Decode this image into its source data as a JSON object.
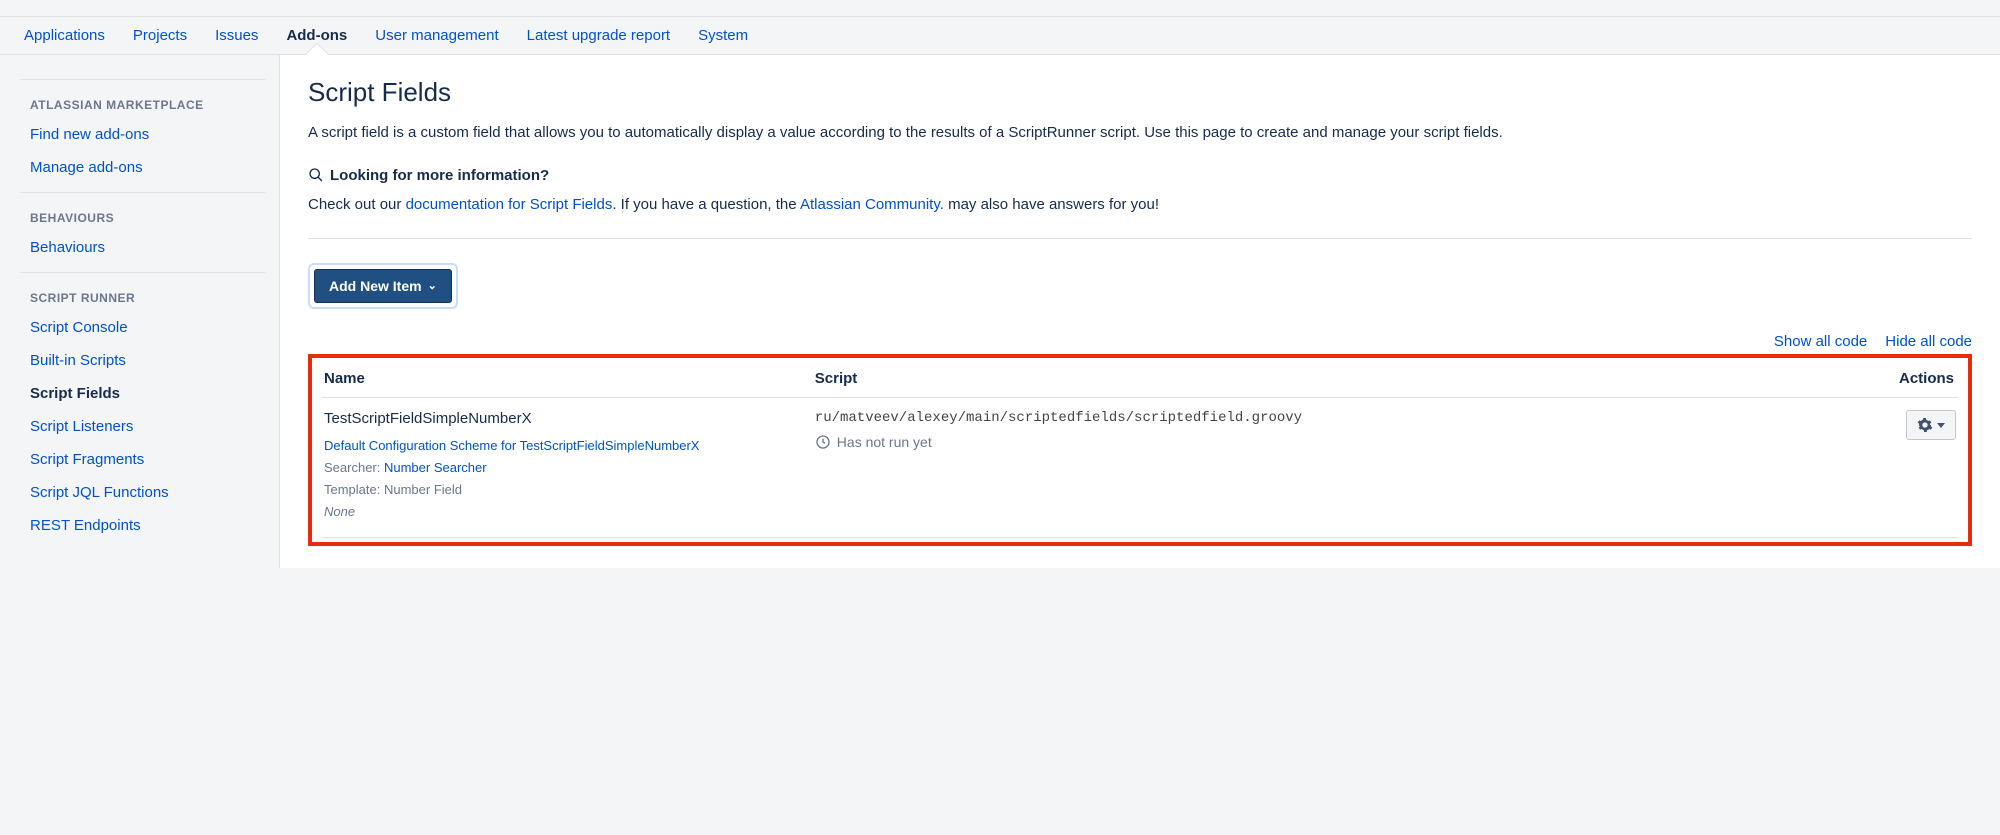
{
  "topnav": {
    "items": [
      {
        "label": "Applications"
      },
      {
        "label": "Projects"
      },
      {
        "label": "Issues"
      },
      {
        "label": "Add-ons",
        "active": true
      },
      {
        "label": "User management"
      },
      {
        "label": "Latest upgrade report"
      },
      {
        "label": "System"
      }
    ]
  },
  "sidebar": {
    "sections": [
      {
        "heading": "ATLASSIAN MARKETPLACE",
        "items": [
          {
            "label": "Find new add-ons"
          },
          {
            "label": "Manage add-ons"
          }
        ]
      },
      {
        "heading": "BEHAVIOURS",
        "items": [
          {
            "label": "Behaviours"
          }
        ]
      },
      {
        "heading": "SCRIPT RUNNER",
        "items": [
          {
            "label": "Script Console"
          },
          {
            "label": "Built-in Scripts"
          },
          {
            "label": "Script Fields",
            "active": true
          },
          {
            "label": "Script Listeners"
          },
          {
            "label": "Script Fragments"
          },
          {
            "label": "Script JQL Functions"
          },
          {
            "label": "REST Endpoints"
          }
        ]
      }
    ]
  },
  "main": {
    "title": "Script Fields",
    "description": "A script field is a custom field that allows you to automatically display a value according to the results of a ScriptRunner script. Use this page to create and manage your script fields.",
    "info_heading": "Looking for more information?",
    "info_prefix": "Check out our ",
    "info_link1": "documentation for Script Fields",
    "info_mid": ". If you have a question, the ",
    "info_link2": "Atlassian Community.",
    "info_suffix": " may also have answers for you!",
    "add_button": "Add New Item",
    "show_all": "Show all code",
    "hide_all": "Hide all code",
    "columns": {
      "name": "Name",
      "script": "Script",
      "actions": "Actions"
    },
    "rows": [
      {
        "name": "TestScriptFieldSimpleNumberX",
        "config_link": "Default Configuration Scheme for TestScriptFieldSimpleNumberX",
        "searcher_label": "Searcher: ",
        "searcher_value": "Number Searcher",
        "template_label": "Template: ",
        "template_value": "Number Field",
        "context": "None",
        "script_path": "ru/matveev/alexey/main/scriptedfields/scriptedfield.groovy",
        "run_status": "Has not run yet"
      }
    ]
  }
}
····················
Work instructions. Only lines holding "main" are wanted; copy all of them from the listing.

Task response.
  "main": {
        "script_path": "ru/matveev/alexey/main/scriptedfields/scriptedfield.groovy",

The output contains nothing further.